The second challenging one is what we are doing now. This is due to a number of factors including:
– The lack of maturity in some of the business processes as they relate to data.
– The global spread of our business
– The large number of systems and processes
– The variety of data types including customer, supplier, product, people
– And of course, regulations like GDPR.
What did you learn from the experience?
I definitely learned that we would have got further in the first project if we had had better stakeholder management and sponsorship from the top level.
“If your executive team don’t realise the value of data management then it is going to be difficult for you to progress.”
Other than that, successful data projects are similar to any project – they include having defined project goals; stakeholder engagement; sponsorship etc.
I think it seems more complex because in software and hardware projects it can be easier to define your goals and objectives than with data projects. It is even more important to have that scope defined though, and agree markers for success otherwise you won’t know what you are aiming for.
The other aspect of it is that data projects tend to cross-over with routine tasks that become business as usual. So how do you agree where the project ends and where the routine tasks begin? It is tricky because it is about changing behaviour.
“People management is always the piece that has the most potential to go wrong – it’s the whole people and process plus technology that you have to remember.”
What do you think are the key trends in data management today and how do you think it will change the way we all do business?
Data value is an interesting thing. There is a lot happening with cyber-security and technology at the moment. The idea of data as an asset is increasingly important and businesses are starting to understand that – I think this trend will increase.
I was reading about the Uber breach recently. Technology companies are more advanced than those in other sectors like manufacturing, and are therefore likely to be bigger targets. However it is still worrying for the rest of us that with all their advanced knowledge and systems, even they can’t keep their data safe.
“Investment in data security for us and others is huge right now. Data management is even more important because of things like Cloud and multiple devices that can allow access everywhere. These increase our vulnerability.”
Regulation is another part of this. All businesses are seeing increased regulation. It started with some of the more mature industries like electricians and gas engineers and the trend continues.
“It is interesting that very few of us would use a non-gas regulated person to fit our cooker but we rarely stop to question the qualifications of a person in a shop who is accessing our computer or phone for us.”
What is your view on staffing and whether to use in-house or external resources for data management?
Keep the core elements in-house. Outsource commodity or very specialist skills but core items should be kept in-house including data management. We have a chart with it all defined as part of a fully articulated IT strategy document so we know exactly what we are doing in each area.
We will not outsource any key processes – such as business process management or data stewardship but we would outsource commodity items like technical development or writing application code.
What advice would you give to someone embarking on a large data-related project today?

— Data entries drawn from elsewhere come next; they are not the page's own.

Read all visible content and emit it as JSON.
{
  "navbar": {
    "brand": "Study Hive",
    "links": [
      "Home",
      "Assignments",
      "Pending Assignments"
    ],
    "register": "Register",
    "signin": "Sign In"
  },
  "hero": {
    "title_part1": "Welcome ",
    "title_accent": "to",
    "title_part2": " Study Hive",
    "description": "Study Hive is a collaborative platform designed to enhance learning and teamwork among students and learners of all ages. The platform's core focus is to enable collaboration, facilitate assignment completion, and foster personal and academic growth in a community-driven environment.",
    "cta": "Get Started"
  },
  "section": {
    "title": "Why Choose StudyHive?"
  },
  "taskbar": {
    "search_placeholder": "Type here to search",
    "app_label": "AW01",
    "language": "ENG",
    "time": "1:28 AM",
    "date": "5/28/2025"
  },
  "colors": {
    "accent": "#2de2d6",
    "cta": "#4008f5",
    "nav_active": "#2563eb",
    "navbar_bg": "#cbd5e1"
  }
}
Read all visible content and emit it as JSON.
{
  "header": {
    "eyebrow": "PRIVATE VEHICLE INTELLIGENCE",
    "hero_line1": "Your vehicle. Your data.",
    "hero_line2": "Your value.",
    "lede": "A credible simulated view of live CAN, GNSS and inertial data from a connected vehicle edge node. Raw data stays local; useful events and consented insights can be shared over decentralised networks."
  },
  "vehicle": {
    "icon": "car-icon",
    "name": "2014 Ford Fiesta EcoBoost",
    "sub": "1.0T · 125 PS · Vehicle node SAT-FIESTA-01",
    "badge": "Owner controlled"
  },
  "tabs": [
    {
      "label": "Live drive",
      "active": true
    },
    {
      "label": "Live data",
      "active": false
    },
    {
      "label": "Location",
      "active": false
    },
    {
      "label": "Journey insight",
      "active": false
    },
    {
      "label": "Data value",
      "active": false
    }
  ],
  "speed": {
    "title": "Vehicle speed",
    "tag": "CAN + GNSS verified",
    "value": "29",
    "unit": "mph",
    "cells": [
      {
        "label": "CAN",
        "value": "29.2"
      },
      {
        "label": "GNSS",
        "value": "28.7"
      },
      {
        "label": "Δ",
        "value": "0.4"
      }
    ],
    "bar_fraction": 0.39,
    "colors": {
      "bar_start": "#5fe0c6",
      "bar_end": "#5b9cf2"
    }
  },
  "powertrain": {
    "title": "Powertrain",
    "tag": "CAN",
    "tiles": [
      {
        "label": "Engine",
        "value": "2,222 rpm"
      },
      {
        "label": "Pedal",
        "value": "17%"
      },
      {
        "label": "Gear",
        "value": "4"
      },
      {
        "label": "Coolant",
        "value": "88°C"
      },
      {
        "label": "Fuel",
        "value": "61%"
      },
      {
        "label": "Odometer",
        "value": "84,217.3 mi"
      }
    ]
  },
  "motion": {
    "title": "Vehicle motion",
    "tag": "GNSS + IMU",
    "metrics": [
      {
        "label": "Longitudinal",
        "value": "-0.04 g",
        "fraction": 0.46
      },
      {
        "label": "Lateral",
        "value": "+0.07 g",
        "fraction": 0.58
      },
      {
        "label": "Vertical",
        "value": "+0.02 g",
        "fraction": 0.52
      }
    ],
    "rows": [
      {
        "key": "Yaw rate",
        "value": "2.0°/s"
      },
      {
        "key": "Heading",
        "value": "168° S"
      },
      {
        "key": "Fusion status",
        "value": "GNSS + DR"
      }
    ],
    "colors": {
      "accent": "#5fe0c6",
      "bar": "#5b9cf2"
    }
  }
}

Have a good business case so you understand the potential benefits at the beginning.
Get some expert support.
Have clearly defined objectives.
Get executive sponsorship and business buy-in.
Take care of stakeholder engagement.
Are there any particular skills or qualifications you consider to be vital to your success?
A good business understanding and knowledge. Also good project management and governance skills are really important.
What are you best known for outside of work?
My wife and I have a habit of taking on wrecks of houses and doing them up. We also enjoy travelling and socialising. My most recent trip was great – we took in Iceland, New York and Toronto.
Describe yourself in 3 words
Driven, Focused, Passionate